Are you wondering what my first pack-pulled auto was? Well, it ain’t much to brag about, actually. It’s some guy named Mitch Maier from the Kansas City Royals who hasn’t played in a Major League game since 2006. Yeah, I don’t have the magic “MOJO” touch when it comes to busting wax but that’s another blog, at another time. What I am somewhat disturbed by is the fact that right under my nose there was a product that included autographed baseball cards in packs way before 1997’s historic Donruss Signature Series. If you don’t remember, it was 1991 Upper Deck.
Of course, I missed out on the debut of autographs in packs because the odds of pulling one of these were about as rare as finding a Golden Ticket to Mr. Wonka’s Chocolate Factory. Or better yet, about as rare as Kerry Wood pitching an entire season without visiting the disabled list. Still, there were two-thousand, five hundred of them. By today’s standards that’s almost a million autographs. You could have pulled hundreds of them in a single year alone if you bust enough wax. After all, in six months of busting a small number of hobby boxes in 2007 I pulled three different 1 of 1’s and even more with serial numbers so low I could count them on both hands.

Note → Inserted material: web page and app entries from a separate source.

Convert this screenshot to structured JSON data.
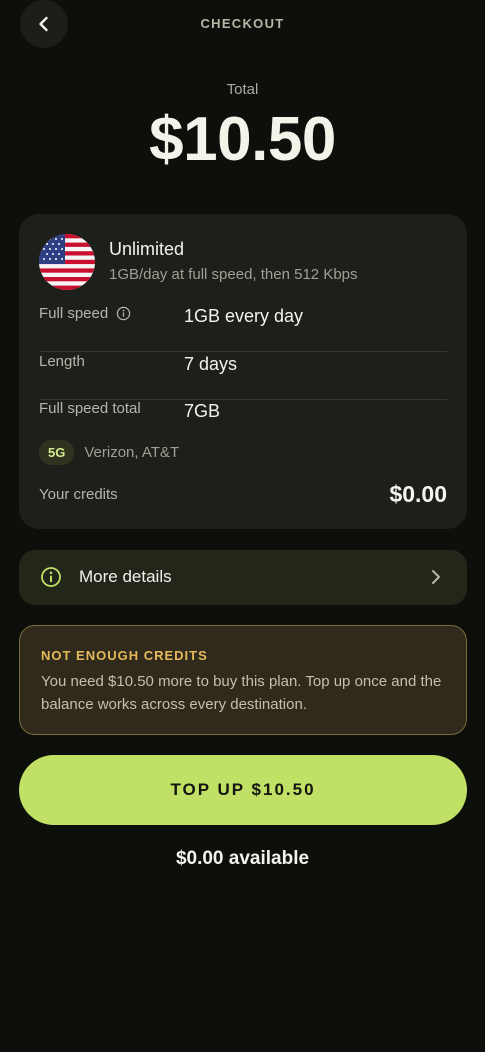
{
  "header": {
    "title": "CHECKOUT",
    "back_icon": "chevron-left-icon"
  },
  "total": {
    "label": "Total",
    "amount": "$10.50"
  },
  "plan": {
    "flag_icon": "us-flag-icon",
    "name": "Unlimited",
    "description": "1GB/day at full speed, then 512 Kbps",
    "rows": [
      {
        "label": "Full speed",
        "value": "1GB every day",
        "info_icon": "info-icon"
      },
      {
        "label": "Length",
        "value": "7 days"
      },
      {
        "label": "Full speed total",
        "value": "7GB"
      }
    ],
    "network_badge": "5G",
    "carriers": "Verizon, AT&T",
    "credits_label": "Your credits",
    "credits_value": "$0.00"
  },
  "more_details": {
    "label": "More details",
    "icon": "info-icon",
    "chevron": "chevron-right-icon"
  },
  "warning": {
    "title": "NOT ENOUGH CREDITS",
    "text": "You need $10.50 more to buy this plan. Top up once and the balance works across every destination."
  },
  "topup_button": {
    "label": "TOP UP $10.50"
  },
  "available": "$0.00 available",
  "colors": {
    "background": "#0d0f0b",
    "card": "#1d1f1a",
    "accent": "#c0e066",
    "warning": "#e5b85c"
  }
}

I know in these days of collecting having an autograph numbered to more than 100 is like a Scarlet Letter to many but I’d pick this Ted Williams autograph over any 1 of 1, dual, game-used, refractor, printing plate any day of the week!